MIT's wooden water filter gets put to real-world use
It's a sad fact that many of the people who most need water filters are those who are least able to afford them. A newly demonstrated MIT technology could help, in that it uses locally sourced wood to inexpensively purify contaminated water.
Running lengthwise within the "sapwood" of a tree's trunk and branches are straw-like conduits known as xylem.
These draw water up from the roots and distribute it throughout the tree, in the form of sap. The xylem walls consist of thin membranes made of lignin and cellulose.

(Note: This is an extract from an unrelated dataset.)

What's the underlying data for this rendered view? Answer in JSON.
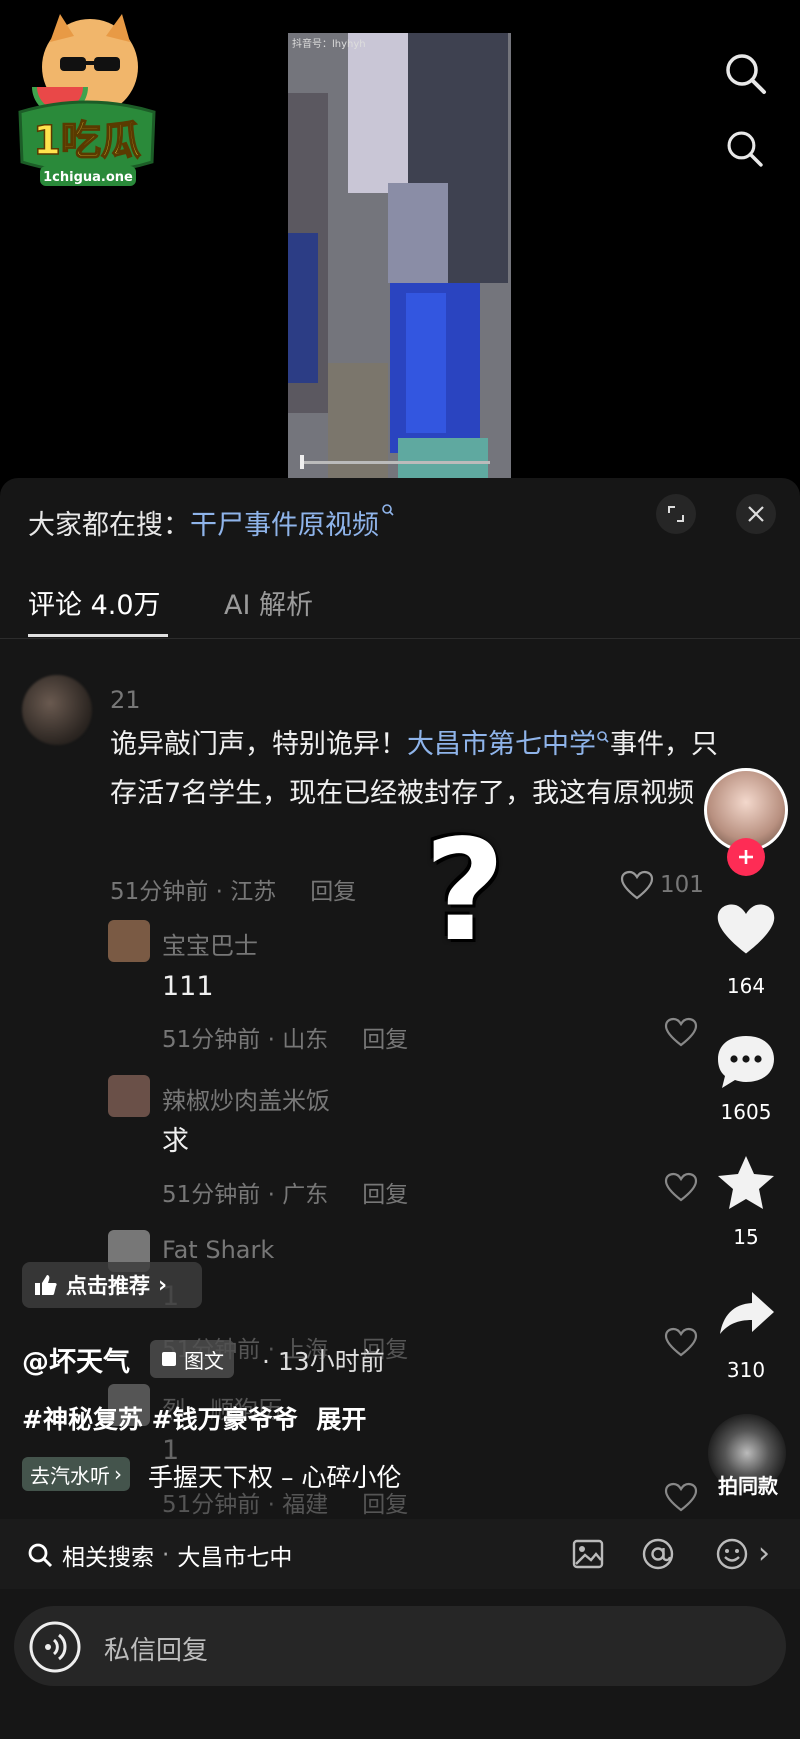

Sap can pass through tiny pores in these membranes, but potentially harmful bubbles within that liquid cannot.
Back in 2014, MIT scientists demonstrated that this same principle allowed filters made of pine sapwood to thoroughly remove E. coli bacteria from tainted water – in the lab, at least. Now, the researchers have created a practical, low-cost, wood-based filtration system that could actually be put to use in impoverished regions, where it would be built by local people following instructions.
The process begins with the slicing of cross-sectional discs out of tree branches – pine trees that are native to parts of India were used in the study, although other types should also work.
Those discs are soaked in hot water for an hour, after which they're dipped in room-temperature water, dipped in ethanol, then left to dry. The ethanol treatment keeps the xylem membranes from sucking in and sticking together when drying – thus impeding water flow – which was a problem with the 2014 filters.
Once one of the wooden discs has dried, it's placed in a plastic holder at the bottom of a 1 meter-long (3.3-ft) cylindrical filtration device. Contaminated water is then poured into a receptacle on top of that device, subsequently being pulled by gravity down through the wood and out of a spigot.
When tested over a two-year period by local users in India, the system was found to remove over 99 percent of E. coli and rotovirus from tainted water, at a filtration rate of 1 liter (33.8 oz) per hour. The wooden filters remain effective after being stored in dry form for at least two years, and can each be used to treat 10 to 15 liters (2.6 to 4 US gal) of water before needing to be replaced.
"Because the raw materials are widely available and the fabrication processes are simple, one could imagine involving communities in procuring, fabricating, and distributing xylem filters," says MIT's Prof. Rohit Karnik. "For places where the only option has been to drink unfiltered water, we expect xylem filters would improve health, and make water drinkable."
Open-source instructions for building the filtration system are available online. It can be seen in use, in the following video.